(Beginning of The input)

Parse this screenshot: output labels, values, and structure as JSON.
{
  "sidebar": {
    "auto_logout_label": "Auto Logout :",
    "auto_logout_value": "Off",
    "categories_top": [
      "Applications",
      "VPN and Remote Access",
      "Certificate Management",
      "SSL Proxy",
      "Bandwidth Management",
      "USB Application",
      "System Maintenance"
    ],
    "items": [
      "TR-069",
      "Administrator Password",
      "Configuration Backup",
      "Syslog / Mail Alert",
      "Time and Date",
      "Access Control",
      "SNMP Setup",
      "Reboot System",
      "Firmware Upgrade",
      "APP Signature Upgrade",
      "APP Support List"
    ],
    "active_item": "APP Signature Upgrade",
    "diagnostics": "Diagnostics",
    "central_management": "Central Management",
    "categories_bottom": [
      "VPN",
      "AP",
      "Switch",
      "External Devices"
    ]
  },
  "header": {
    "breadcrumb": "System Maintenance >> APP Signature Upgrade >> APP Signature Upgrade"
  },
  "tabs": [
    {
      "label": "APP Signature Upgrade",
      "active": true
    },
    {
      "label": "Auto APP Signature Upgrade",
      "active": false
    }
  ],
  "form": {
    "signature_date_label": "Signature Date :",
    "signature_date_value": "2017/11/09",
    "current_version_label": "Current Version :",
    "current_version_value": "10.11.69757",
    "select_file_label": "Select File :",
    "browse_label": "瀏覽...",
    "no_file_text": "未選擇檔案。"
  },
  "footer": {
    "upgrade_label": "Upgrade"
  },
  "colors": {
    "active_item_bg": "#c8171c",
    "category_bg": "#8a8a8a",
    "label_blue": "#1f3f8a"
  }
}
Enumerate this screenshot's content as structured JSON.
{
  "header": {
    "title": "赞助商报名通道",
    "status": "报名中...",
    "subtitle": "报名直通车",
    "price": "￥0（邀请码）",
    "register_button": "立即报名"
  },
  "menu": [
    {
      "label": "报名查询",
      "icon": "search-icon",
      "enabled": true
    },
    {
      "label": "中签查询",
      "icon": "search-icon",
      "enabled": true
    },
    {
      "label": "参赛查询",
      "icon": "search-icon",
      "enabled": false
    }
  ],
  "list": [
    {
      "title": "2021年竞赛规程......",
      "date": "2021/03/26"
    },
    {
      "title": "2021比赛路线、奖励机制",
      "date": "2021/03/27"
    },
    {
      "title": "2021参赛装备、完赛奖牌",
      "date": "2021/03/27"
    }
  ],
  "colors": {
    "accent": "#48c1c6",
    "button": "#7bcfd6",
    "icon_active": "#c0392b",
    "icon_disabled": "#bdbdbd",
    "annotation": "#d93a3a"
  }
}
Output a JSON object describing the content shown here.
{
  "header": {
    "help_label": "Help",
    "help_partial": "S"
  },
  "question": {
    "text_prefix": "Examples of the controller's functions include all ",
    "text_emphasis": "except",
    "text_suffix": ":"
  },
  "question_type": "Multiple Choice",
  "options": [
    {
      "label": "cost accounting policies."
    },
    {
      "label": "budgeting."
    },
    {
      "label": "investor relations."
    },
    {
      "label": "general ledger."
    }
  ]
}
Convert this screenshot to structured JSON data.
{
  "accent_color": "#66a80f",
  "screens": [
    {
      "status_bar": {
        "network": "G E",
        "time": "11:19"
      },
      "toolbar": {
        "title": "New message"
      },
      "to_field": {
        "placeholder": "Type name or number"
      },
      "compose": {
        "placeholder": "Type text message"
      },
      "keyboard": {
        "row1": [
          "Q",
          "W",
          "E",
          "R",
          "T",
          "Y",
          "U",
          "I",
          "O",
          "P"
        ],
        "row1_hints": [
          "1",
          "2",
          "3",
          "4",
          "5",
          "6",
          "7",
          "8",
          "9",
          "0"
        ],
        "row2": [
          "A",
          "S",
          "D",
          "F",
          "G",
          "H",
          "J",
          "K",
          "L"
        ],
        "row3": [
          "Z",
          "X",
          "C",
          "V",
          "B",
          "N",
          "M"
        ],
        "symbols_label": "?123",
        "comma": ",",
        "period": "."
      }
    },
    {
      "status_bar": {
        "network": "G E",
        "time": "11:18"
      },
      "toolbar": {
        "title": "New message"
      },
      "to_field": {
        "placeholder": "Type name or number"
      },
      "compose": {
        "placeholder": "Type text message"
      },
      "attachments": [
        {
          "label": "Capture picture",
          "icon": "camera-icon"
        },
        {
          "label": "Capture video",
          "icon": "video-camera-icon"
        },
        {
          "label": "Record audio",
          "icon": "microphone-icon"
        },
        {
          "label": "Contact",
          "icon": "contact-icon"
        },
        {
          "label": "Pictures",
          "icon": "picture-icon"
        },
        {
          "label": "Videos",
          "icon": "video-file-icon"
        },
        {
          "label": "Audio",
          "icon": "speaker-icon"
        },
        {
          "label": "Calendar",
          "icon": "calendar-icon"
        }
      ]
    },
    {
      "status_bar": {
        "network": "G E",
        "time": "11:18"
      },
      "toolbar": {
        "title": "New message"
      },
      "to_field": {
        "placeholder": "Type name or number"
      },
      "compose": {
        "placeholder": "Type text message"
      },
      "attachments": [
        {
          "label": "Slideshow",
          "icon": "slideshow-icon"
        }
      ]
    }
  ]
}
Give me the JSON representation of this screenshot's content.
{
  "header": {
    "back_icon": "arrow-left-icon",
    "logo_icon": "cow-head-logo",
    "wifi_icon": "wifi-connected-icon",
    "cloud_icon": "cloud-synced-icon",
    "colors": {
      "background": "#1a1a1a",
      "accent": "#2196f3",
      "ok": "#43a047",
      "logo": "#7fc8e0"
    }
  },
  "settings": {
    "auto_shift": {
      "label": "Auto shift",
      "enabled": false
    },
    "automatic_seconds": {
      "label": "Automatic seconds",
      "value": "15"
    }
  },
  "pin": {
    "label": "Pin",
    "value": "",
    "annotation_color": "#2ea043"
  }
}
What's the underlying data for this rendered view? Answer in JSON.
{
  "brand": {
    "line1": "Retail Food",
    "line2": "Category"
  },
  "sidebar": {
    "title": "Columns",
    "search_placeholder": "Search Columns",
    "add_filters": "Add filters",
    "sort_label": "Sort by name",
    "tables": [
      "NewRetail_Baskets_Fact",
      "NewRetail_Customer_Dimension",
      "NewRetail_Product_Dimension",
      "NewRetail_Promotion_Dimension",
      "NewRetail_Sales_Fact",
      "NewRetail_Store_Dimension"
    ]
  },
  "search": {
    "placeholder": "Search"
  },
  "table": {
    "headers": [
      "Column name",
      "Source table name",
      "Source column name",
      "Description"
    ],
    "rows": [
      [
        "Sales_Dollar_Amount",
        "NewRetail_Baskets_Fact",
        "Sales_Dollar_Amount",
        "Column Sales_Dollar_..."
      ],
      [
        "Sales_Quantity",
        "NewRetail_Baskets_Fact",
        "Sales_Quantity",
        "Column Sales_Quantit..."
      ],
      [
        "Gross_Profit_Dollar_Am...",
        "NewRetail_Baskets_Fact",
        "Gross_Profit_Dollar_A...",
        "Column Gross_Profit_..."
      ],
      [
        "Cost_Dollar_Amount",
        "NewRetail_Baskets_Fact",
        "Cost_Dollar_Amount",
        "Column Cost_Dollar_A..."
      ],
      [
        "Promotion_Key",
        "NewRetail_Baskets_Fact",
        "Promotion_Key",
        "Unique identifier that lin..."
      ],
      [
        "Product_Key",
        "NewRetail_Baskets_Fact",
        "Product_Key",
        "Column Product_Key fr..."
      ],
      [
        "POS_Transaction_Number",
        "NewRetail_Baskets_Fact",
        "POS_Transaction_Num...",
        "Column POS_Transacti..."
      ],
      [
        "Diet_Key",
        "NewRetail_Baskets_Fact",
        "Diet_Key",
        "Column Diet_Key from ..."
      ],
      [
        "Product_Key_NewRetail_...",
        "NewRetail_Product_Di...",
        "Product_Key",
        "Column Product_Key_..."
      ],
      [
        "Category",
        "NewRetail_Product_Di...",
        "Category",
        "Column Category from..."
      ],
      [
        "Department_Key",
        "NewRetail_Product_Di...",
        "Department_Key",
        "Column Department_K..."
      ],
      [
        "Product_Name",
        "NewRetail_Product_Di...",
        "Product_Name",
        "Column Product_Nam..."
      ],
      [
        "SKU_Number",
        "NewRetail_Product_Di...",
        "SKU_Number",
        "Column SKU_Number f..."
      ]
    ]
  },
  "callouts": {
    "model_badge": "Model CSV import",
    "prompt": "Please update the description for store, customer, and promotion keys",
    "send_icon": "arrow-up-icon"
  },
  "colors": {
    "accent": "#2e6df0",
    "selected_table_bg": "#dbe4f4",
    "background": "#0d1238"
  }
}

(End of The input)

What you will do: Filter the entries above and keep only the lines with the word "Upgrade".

Written solution:
      "Firmware Upgrade",
      "APP Signature Upgrade",
    "active_item": "APP Signature Upgrade",
    "breadcrumb": "System Maintenance >> APP Signature Upgrade >> APP Signature Upgrade"
      "label": "APP Signature Upgrade",
      "label": "Auto APP Signature Upgrade",
    "upgrade_label": "Upgrade"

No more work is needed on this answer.